**TASK OBJECTIVE:** Print out the entries that follow exactly, missing none.
============
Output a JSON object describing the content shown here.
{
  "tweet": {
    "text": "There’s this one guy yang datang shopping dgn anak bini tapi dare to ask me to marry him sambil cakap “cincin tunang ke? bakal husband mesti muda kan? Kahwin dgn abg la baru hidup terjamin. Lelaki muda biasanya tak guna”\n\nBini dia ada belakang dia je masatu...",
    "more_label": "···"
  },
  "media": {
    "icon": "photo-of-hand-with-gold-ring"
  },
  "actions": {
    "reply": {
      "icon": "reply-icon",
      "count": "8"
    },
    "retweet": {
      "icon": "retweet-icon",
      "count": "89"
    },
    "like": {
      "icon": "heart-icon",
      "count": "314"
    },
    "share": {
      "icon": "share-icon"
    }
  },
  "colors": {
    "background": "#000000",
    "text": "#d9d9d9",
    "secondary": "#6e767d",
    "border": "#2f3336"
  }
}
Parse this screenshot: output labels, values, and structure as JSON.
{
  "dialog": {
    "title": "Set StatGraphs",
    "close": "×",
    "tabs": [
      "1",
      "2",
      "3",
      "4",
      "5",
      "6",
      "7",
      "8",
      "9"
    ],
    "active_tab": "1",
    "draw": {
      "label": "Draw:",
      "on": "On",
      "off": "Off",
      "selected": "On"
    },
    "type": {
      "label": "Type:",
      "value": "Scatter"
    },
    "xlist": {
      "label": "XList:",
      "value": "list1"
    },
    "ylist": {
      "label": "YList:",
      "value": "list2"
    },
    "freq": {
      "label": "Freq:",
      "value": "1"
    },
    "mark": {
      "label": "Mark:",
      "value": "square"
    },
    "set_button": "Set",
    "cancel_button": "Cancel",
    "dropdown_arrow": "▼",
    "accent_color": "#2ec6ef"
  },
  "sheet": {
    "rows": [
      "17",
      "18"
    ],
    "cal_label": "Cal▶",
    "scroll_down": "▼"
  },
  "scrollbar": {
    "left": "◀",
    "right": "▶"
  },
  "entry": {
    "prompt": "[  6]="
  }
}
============
**RESPONSE TO THIS TASK:**
Output a JSON object describing the content shown here.
{
  "tweet": {
    "text": "There’s this one guy yang datang shopping dgn anak bini tapi dare to ask me to marry him sambil cakap “cincin tunang ke? bakal husband mesti muda kan? Kahwin dgn abg la baru hidup terjamin. Lelaki muda biasanya tak guna”\n\nBini dia ada belakang dia je masatu...",
    "more_label": "···"
  },
  "media": {
    "icon": "photo-of-hand-with-gold-ring"
  },
  "actions": {
    "reply": {
      "icon": "reply-icon",
      "count": "8"
    },
    "retweet": {
      "icon": "retweet-icon",
      "count": "89"
    },
    "like": {
      "icon": "heart-icon",
      "count": "314"
    },
    "share": {
      "icon": "share-icon"
    }
  },
  "colors": {
    "background": "#000000",
    "text": "#d9d9d9",
    "secondary": "#6e767d",
    "border": "#2f3336"
  }
}
Parse this screenshot: output labels, values, and structure as JSON.
{
  "dialog": {
    "title": "Set StatGraphs",
    "close": "×",
    "tabs": [
      "1",
      "2",
      "3",
      "4",
      "5",
      "6",
      "7",
      "8",
      "9"
    ],
    "active_tab": "1",
    "draw": {
      "label": "Draw:",
      "on": "On",
      "off": "Off",
      "selected": "On"
    },
    "type": {
      "label": "Type:",
      "value": "Scatter"
    },
    "xlist": {
      "label": "XList:",
      "value": "list1"
    },
    "ylist": {
      "label": "YList:",
      "value": "list2"
    },
    "freq": {
      "label": "Freq:",
      "value": "1"
    },
    "mark": {
      "label": "Mark:",
      "value": "square"
    },
    "set_button": "Set",
    "cancel_button": "Cancel",
    "dropdown_arrow": "▼",
    "accent_color": "#2ec6ef"
  },
  "sheet": {
    "rows": [
      "17",
      "18"
    ],
    "cal_label": "Cal▶",
    "scroll_down": "▼"
  },
  "scrollbar": {
    "left": "◀",
    "right": "▶"
  },
  "entry": {
    "prompt": "[  6]="
  }
}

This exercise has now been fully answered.